New road should be named after war hero

Having suggested that the new link road be named after one of Churchill’s ‘few’ who gave his life almost exactly at the eastern end of the road I was disheartened to discover that the rather anodyne Combe Valley Way has been chosen instead, thus ignoring the supreme sacrifice made by 23-year-old Pilot Officer Alfred Eric Davies.

Pilot Officer Davies was killed under horrific circumstances when, hugely outnumbered, he engaged a large formation of enemy aircraft approaching Bexhill and Hastings on October 30, 1940. With one wing literally shot from his Spitfire the crippled aircraft went into a vicious spin and the young pilot was trapped in the cockpit by horrendous centrifugal forces.

We cannot know how long he took to die, but this young man had faced the enemy in order to protect the people of the towns below him. He knew the fearful odds only too well, but nevertheless he went undaunted into combat to protect the homesteads over which he flew.
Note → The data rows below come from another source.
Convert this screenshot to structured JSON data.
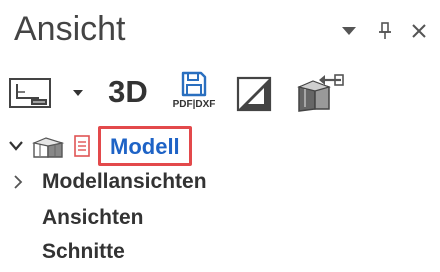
{
  "panel": {
    "title": "Ansicht",
    "controls": {
      "dropdown_icon": "chevron-down-icon",
      "pin_icon": "pin-icon",
      "close_icon": "close-icon"
    }
  },
  "toolbar": {
    "view_button_icon": "drawing-view-icon",
    "three_d_label": "3D",
    "pdf_dxf_label": "PDF|DXF",
    "pdf_dxf_icon": "save-disk-icon",
    "contrast_icon": "contrast-icon",
    "export_icon": "model-export-icon"
  },
  "tree": {
    "root": {
      "label": "Modell",
      "icons": [
        "chevron-down-icon",
        "3d-model-icon",
        "document-icon"
      ]
    },
    "items": [
      {
        "label": "Modellansichten",
        "expandable": true
      },
      {
        "label": "Ansichten",
        "expandable": false
      },
      {
        "label": "Schnitte",
        "expandable": false
      }
    ]
  },
  "colors": {
    "accent_blue": "#1e63c6",
    "highlight_red": "#e3494b",
    "pdf_blue": "#2a6fbf",
    "text": "#333333"
  }
}
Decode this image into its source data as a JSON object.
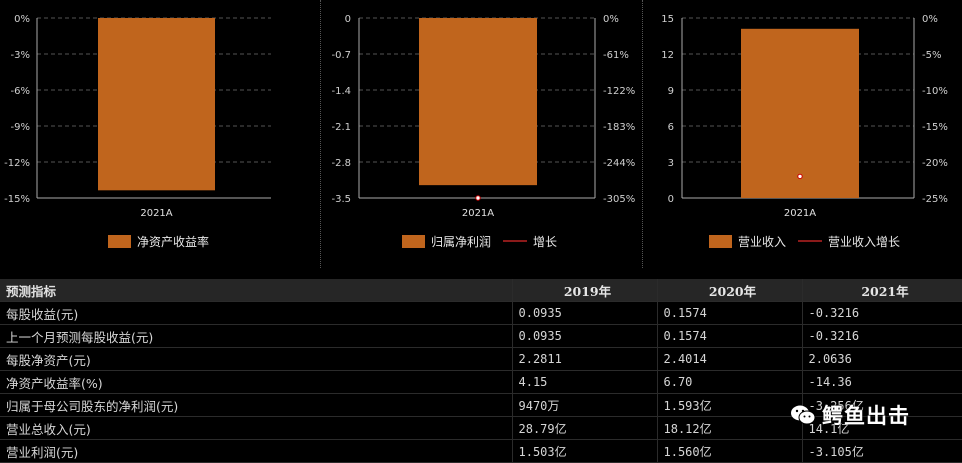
{
  "colors": {
    "bar": "#c0651d",
    "growth_line": "#8b1a1a",
    "grid": "#555555",
    "point": "#ffffff"
  },
  "chart_data": [
    {
      "type": "bar",
      "categories": [
        "2021A"
      ],
      "series": [
        {
          "name": "净资产收益率",
          "values": [
            -14.36
          ]
        }
      ],
      "y_ticks": [
        "0%",
        "-3%",
        "-6%",
        "-9%",
        "-12%",
        "-15%"
      ],
      "ylim": [
        -15,
        0
      ]
    },
    {
      "type": "bar",
      "categories": [
        "2021A"
      ],
      "series": [
        {
          "name": "归属净利润",
          "values": [
            -3.25
          ]
        },
        {
          "name": "增长",
          "values": [
            -305
          ]
        }
      ],
      "y_ticks_left": [
        "0",
        "-0.7",
        "-1.4",
        "-2.1",
        "-2.8",
        "-3.5"
      ],
      "y_ticks_right": [
        "0%",
        "-61%",
        "-122%",
        "-183%",
        "-244%",
        "-305%"
      ],
      "ylim_left": [
        -3.5,
        0
      ],
      "ylim_right": [
        -305,
        0
      ]
    },
    {
      "type": "bar",
      "categories": [
        "2021A"
      ],
      "series": [
        {
          "name": "营业收入",
          "values": [
            14.1
          ]
        },
        {
          "name": "营业收入增长",
          "values": [
            -22
          ]
        }
      ],
      "y_ticks_left": [
        "15",
        "12",
        "9",
        "6",
        "3",
        "0"
      ],
      "y_ticks_right": [
        "0%",
        "-5%",
        "-10%",
        "-15%",
        "-20%",
        "-25%"
      ],
      "ylim_left": [
        0,
        15
      ],
      "ylim_right": [
        -25,
        0
      ]
    }
  ],
  "table": {
    "headers": [
      "预测指标",
      "2019年",
      "2020年",
      "2021年"
    ],
    "rows": [
      [
        "每股收益(元)",
        "0.0935",
        "0.1574",
        "-0.3216"
      ],
      [
        "上一个月预测每股收益(元)",
        "0.0935",
        "0.1574",
        "-0.3216"
      ],
      [
        "每股净资产(元)",
        "2.2811",
        "2.4014",
        "2.0636"
      ],
      [
        "净资产收益率(%)",
        "4.15",
        "6.70",
        "-14.36"
      ],
      [
        "归属于母公司股东的净利润(元)",
        "9470万",
        "1.593亿",
        "-3.256亿"
      ],
      [
        "营业总收入(元)",
        "28.79亿",
        "18.12亿",
        "14.1亿"
      ],
      [
        "营业利润(元)",
        "1.503亿",
        "1.560亿",
        "-3.105亿"
      ]
    ]
  },
  "watermark": {
    "text": "鳄鱼出击",
    "icon": "wechat-icon"
  }
}
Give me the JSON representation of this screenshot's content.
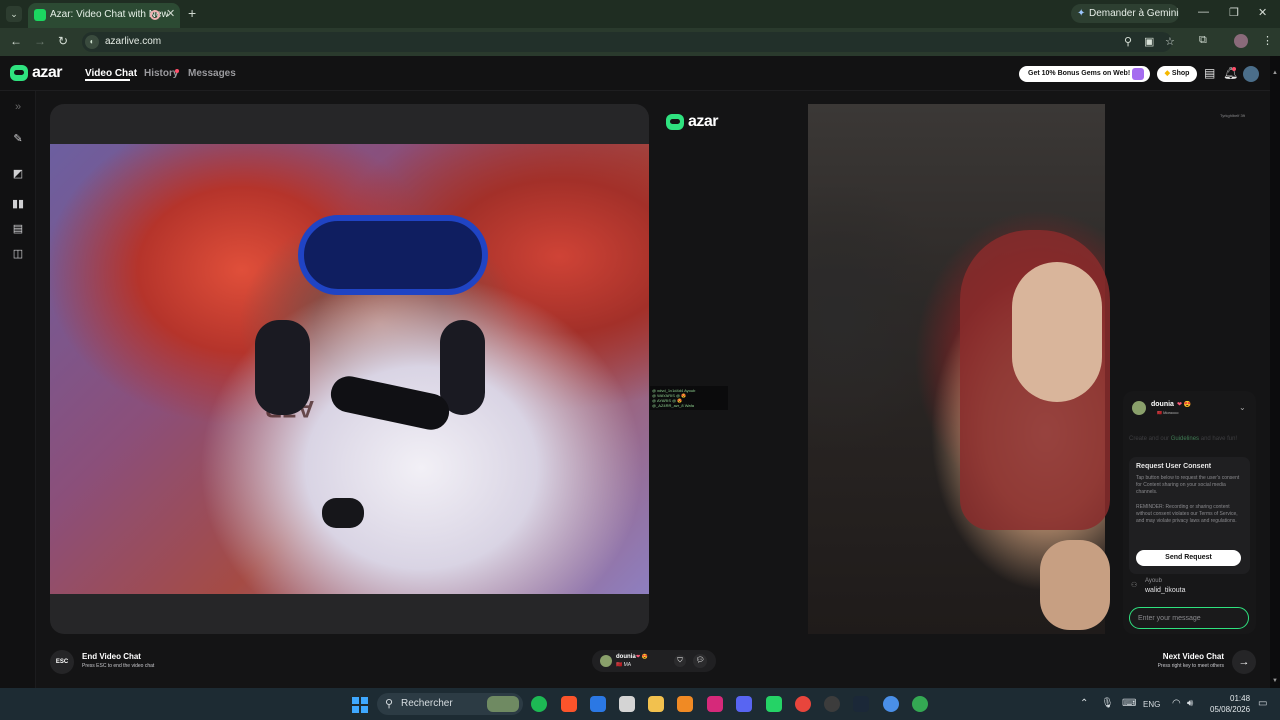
{
  "browser": {
    "tab_title": "Azar: Video Chat with New",
    "new_tab": "+",
    "gemini_label": "Demander à Gemini",
    "url": "azarlive.com"
  },
  "header": {
    "logo": "azar",
    "nav": [
      "Video Chat",
      "History",
      "Messages"
    ],
    "gems_label": "Get 10% Bonus Gems on Web!",
    "shop_label": "Shop"
  },
  "stage": {
    "watermark": "azar",
    "shirt_print": "AZR",
    "overlay_lines": [
      "@ xdvd_1v1d4d4 Ayoub",
      "@ WAYARIS @ 😍",
      "@ AYARIS @ 😍",
      "@_AZ4RR_azr_8 Wafa"
    ],
    "corner_tag": "Tyrkghlbelf 3ft"
  },
  "chat": {
    "partner_name": "dounia",
    "partner_badges": "❤ 😍",
    "partner_sub": "🇲🇦 Morocco",
    "guideline_prefix": "Create and our",
    "guideline_link": "Guidelines",
    "guideline_suffix": "and have fun!",
    "consent_title": "Request User Consent",
    "consent_body_1": "Tap button below to request the user's consent for Content sharing on your social media channels.",
    "consent_body_2": "REMINDER: Recording or sharing content without consent violates our Terms of Service, and may violate privacy laws and regulations.",
    "send_request_label": "Send Request",
    "message_from": "Ayoub",
    "message_text": "walid_tikouta",
    "input_placeholder": "Enter your message"
  },
  "controls": {
    "esc_label": "ESC",
    "end_title": "End Video Chat",
    "end_sub": "Press ESC to end the video chat",
    "partner_name": "dounia",
    "partner_hearts": "❤ 😍",
    "partner_flag": "🇲🇦 MA",
    "next_title": "Next Video Chat",
    "next_sub": "Press right key to meet others"
  },
  "taskbar": {
    "search_label": "Rechercher",
    "lang": "ENG",
    "time": "01:48",
    "date": "05/08/2026"
  },
  "colors": {
    "accent": "#2fe27f",
    "notification": "#ff4f6a"
  }
}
When I proposed the naming of the road after Pilot Officer Davies the suggestion received extremely widespread and enthusiastic support, including very recently by at least 90 per cent of the Rother district councillors (of all parties) who responded.

Further, the Bexhill Town Forum meeting supported the suggestion unanimously. There was clearly a groundswell of opinion that this forgotten local hero should be remembered and it seemed especially appropriate to do so given that the road is due to open as the country prepares to commemorate the 75th anniversary of the Battle of Britain.

However, and to its credit, Rother District Council organised an online vote which allowed anyone to vote for their preferred name. One of those was Pilot Davies Way. Ultimately, the local authority has announced that the overwhelming winner was Coombe Valley Way and that has now been chosen - albeit that Combe means ‘valley’ and thus, in effect, we have Valley Valley Way!

It would appear that this choice has been made by democratic process, and in a democracy that young pilot officer gave his young life to protect. However, that is not to say that the decision is the right one and it certainly seems to be the case that remembrance of Pilot Officer Davies has been casually cast aside.

In doing so, a wholly anodyne, bland and unimaginative name has been selected for a road. Suggestions, now, that some grubby side street on an industrial estate be named after him as an afterthought is somehow rather insulting. Pilot Officer Davies has been let down by the very people he gave his young life to protect.

Andy Saunders

Westfield